I’m afraid I missed last week’s post, so I’ll be doing two this week.

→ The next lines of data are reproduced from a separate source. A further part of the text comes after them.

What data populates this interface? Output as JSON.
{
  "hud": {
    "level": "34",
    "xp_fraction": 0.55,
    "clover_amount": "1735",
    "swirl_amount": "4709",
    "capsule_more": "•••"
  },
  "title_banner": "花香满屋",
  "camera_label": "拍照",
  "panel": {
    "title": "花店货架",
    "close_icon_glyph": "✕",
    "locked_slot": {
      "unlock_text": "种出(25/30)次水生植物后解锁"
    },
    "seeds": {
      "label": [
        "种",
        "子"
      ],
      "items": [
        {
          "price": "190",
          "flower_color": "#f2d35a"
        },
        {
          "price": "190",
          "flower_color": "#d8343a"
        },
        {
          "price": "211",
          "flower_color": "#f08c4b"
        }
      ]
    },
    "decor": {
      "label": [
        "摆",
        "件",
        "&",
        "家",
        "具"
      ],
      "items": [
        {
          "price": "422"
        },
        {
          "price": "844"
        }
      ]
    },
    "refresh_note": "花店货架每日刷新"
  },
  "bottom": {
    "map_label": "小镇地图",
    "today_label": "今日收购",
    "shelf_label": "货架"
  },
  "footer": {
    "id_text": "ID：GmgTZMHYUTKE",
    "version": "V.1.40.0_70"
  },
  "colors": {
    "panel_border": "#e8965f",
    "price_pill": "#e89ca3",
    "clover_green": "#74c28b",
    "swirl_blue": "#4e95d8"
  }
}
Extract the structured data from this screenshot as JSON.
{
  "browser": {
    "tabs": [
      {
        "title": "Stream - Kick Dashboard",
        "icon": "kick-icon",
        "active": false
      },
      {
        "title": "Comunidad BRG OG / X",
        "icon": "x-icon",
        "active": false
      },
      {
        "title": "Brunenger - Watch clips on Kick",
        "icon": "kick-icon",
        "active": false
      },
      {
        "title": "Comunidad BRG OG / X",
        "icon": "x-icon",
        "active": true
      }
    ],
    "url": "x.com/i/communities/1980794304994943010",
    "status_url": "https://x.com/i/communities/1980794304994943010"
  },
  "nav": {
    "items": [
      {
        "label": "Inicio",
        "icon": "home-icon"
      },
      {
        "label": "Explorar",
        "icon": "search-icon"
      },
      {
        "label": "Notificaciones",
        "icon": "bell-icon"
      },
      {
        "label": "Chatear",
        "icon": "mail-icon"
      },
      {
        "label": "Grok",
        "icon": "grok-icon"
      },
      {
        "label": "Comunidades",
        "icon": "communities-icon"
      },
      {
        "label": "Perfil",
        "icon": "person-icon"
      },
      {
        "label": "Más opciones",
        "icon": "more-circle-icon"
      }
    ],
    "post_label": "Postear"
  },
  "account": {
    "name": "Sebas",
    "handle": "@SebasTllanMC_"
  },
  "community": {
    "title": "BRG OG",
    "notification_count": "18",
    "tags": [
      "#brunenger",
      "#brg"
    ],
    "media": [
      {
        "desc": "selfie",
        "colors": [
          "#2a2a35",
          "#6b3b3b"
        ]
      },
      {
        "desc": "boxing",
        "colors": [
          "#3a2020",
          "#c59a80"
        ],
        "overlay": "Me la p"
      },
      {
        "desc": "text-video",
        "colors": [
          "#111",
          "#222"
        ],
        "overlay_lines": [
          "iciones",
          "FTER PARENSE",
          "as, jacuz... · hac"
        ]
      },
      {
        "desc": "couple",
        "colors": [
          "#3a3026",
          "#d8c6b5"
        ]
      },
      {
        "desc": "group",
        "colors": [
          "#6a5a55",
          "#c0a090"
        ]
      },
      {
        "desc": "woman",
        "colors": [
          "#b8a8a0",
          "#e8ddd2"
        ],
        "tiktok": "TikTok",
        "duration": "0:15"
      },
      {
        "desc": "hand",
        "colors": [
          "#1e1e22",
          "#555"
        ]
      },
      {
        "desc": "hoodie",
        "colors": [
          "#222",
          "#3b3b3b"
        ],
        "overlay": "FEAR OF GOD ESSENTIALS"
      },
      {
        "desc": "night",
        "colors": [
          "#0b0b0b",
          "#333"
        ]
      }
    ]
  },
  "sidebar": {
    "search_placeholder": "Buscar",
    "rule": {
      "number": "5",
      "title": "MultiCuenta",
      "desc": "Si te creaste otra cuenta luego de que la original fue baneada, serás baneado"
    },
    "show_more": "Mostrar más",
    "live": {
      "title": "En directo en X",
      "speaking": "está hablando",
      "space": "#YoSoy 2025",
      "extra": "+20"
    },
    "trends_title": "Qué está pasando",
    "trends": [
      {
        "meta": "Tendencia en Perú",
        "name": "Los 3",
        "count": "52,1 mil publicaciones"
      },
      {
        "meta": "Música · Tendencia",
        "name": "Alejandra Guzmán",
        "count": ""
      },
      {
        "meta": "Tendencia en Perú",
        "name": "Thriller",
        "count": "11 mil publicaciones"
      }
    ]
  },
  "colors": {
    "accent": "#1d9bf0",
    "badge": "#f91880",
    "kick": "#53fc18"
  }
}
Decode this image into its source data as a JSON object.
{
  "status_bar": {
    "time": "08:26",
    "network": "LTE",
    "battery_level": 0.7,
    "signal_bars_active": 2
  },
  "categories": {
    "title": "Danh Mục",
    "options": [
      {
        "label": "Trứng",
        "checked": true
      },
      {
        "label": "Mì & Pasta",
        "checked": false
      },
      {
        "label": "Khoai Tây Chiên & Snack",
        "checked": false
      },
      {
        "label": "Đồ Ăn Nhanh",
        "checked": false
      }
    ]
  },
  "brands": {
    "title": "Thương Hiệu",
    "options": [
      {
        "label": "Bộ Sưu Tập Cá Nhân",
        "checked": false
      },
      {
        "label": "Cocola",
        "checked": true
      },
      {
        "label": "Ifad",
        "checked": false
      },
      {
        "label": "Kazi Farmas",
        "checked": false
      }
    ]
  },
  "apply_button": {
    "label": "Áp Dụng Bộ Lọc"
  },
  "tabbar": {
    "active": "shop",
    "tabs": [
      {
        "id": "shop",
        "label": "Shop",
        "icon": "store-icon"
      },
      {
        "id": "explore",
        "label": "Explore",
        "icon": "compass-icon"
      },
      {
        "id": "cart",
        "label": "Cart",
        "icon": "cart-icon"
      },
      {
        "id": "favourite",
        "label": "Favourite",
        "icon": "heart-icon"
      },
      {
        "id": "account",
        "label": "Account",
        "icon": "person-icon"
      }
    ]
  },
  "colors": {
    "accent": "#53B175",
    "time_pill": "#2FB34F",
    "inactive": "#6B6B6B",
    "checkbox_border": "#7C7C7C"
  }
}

In the meantime, here’s my op-ed on used video games from the Humber Et Cetera:

War on used video games costs us